  • Once you have marked the CCO as approved, the dollar change will be reflected in the "Committed Costs" column on the Budget tool. Commitments and potential CCOs with a status of "Pending" will show up in the "Pending Cost Changes" column on the Budget tool.

Prime Contracts Not Enabled

  •  You can only enter a dollar amount at the PCO level. When you fill out a schedule of values for a PCO, you'll have the option to select a cost code.
    • Create a Change Order Request (COR) for a Commitment.
    • Change orders with a status set to "Pending" will appear in the "Pending Budget Changes" column on the Budget tool. Approved PCCOs can be added to owner invoices. Once you have marked the PCCO as approved, the total dollar amount change will be reflected in the "Approved COs" column on the Budget tool.
  • After creating a PCO, you can create a CCO that acts as a request for pricing from the contractor who will be responsible for the scope of work outlined in the PCO. You can compare the CCO to the corresponding PCO and view your variance between the two.
  • Once you have marked the CCO as approved, the dollar change will be reflected in the "Committed Costs" column on the Budget tool. Commitments and potential CCOs with a status of "Pending" will show up in the "Pending Cost Changes" column on the Budget tool.

For more information about the Change Orders tool, see the Change Orders landing page.

Owner Invoices & Subcontractor Invoices

As the project progresses and its contracts have been created and approved, you can start inviting collaborators to bill you. There are two (2) types of invoices in Procore: 

  • Owner invoices. If you are a project owner receiving funding from a bank and need to create draw requests, you can use the pre-fill features in Procore to create an owner invoice. With the pre-fill feature available on owner invoices, Procore allows you to create an owner invoice that automatically pulls in all the invoiced amounts from your project's approved subcontractor invoices, relevant direct costs, and approved commitment change orders. Procore can also compile that data into a PDF when you need to create your draw request or payment application.
  • Subcontractor invoices. If you have downstream contracts being managed in Procore's Commitments tool (for example, your contractors, subs, and other specialty contractors), you can also create subcontractor invoices. Subcontractor invoices are used by collaborators to bill you for the contract work the complete as the project progresses. 

To learn more about invoicing in Procore:

For more information, see the Commitments landing page and the Prime Contract landing page.

Payments

Once owner invoices and subcontractor invoices are approved and completed, you can create payments in Procore to keep a record of payments received. 

  • Track owner invoices made on the Prime Contract side:
  • Track draw requests made on the Commitments side.

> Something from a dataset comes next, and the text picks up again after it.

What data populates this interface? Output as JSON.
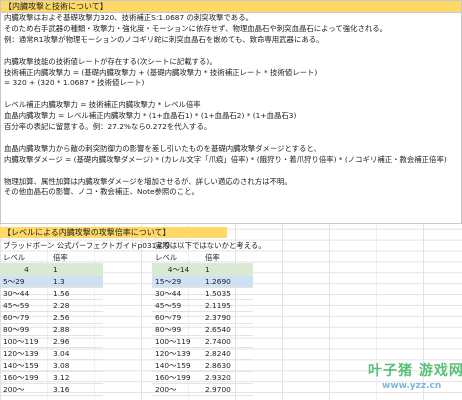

When you consistently update the "Payment Issued" tab, the "Paid To Date" column on your budget reports will automatically be updated to reflect those changes.

For more information, see the Commitments landing page and the Prime Contract landing page.